Equity, inclusion, and diversity (EID) are core tenets of our internal medicine residency program and Kaiser Permanente. At Kaiser Permanente San Francisco, we serve an urban patient population with tremendous socioeconomic, ethnic, gender and cultural diversity. Thus, we seek residents from a variety of backgrounds, life experiences, and nontraditional paths with the goal of training the next generation of physicians to better reflect the needs of our patient population, including the health disparities and social injustices that exist today.
To meet these goals, we have made deliberate changes within our residency program, which include:
- Formation of a Resident Diversity Committee (including residents and faculty) to strengthen pipelines for outreach and recruitment to the program; improve equity and address health disparities in patient care; educate resident and faculty on EID resources, and examine the hospital and clinic environments to ensure an inclusive workplace.
- Participation in outreach efforts with organizations such as the Student National Medical Association and the Latino Medical Student Organization. We also host medical students in the Kaiser Permanente Introduction to Integrated Health Care.
- A commitment to a holistic review of applicants to support the pipeline of diverse physicians in medicine. We also have resident and core faculty-led quality improvement projects that seek to promote the recruitment of a diverse internal medicine resident workforce.
- Supporting and mentoring our residents from underrepresented in medicine groups. Dr. Sandra Torrente, Director of Medication Education, and Dr. Amber Wheeler, core faculty and subspecialty education lead, are active members in Kaiser Permanente San Francisco’s Equity Task Force.
- Creating and maintaining a tailored EID Curriculum to meet the current needs of physicians in training.

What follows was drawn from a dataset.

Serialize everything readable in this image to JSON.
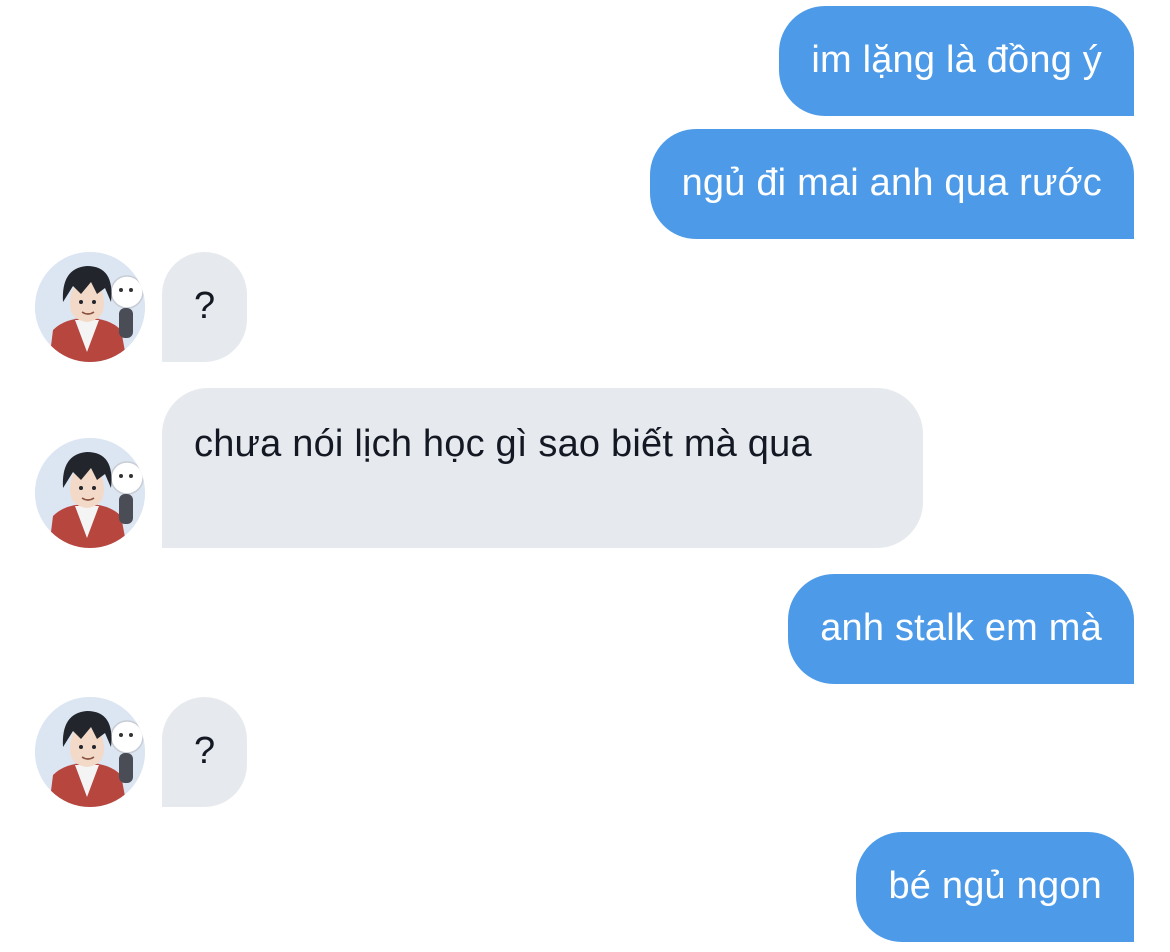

In response to the racial injustices in America, highlighted by the killing of George Floyd and others, our residency program is working to further explore ways in which we can address these inequalities as physicians. Our residents participate in a regional Kaiser White Coats for Black Lives, engage in safe space discussions to share personal experiences of racism and discrimination, and attend grand rounds presentations that specifically address health disparities, implicit bias, trauma-informed care, microaggressions in healthcare, etc.
We hope to cultivate a community of physicians and leaders with cultural humility who are engaged and dedicated to improving the health disparities and injustices affecting our patients.
In San Francisco, non-Hispanic whites comprise less than half of the population and nearly half of all households speak a language other than English at home. In addition to our patients with traditional Kaiser health coverage, we care for more Medicare patients than any other health system, many of whom have multiple complex medical conditions. Homelessness, substance use disorders, food/housing insecurity, and low health literacy are common challenges for our patients, which we work to address through a multidisciplinary approach in our fully integrated health care system.
We also think it is important that our residents experience other health care settings and thus encourage electives outside of our system. All second-year residents spend two weeks rotating in the emergency department at San Francisco General Hospital. Residents care for uninsured patients at the Clinic By The Bay weekly during their month-long Ambulatory elective, and next year, our residents will work in a community FQHC setting under the supervision of our Community Medicine fellow. Lastly, we encourage interested residents to pursue away rotations at other institutions or international medical experiences through the KP Global Health Program.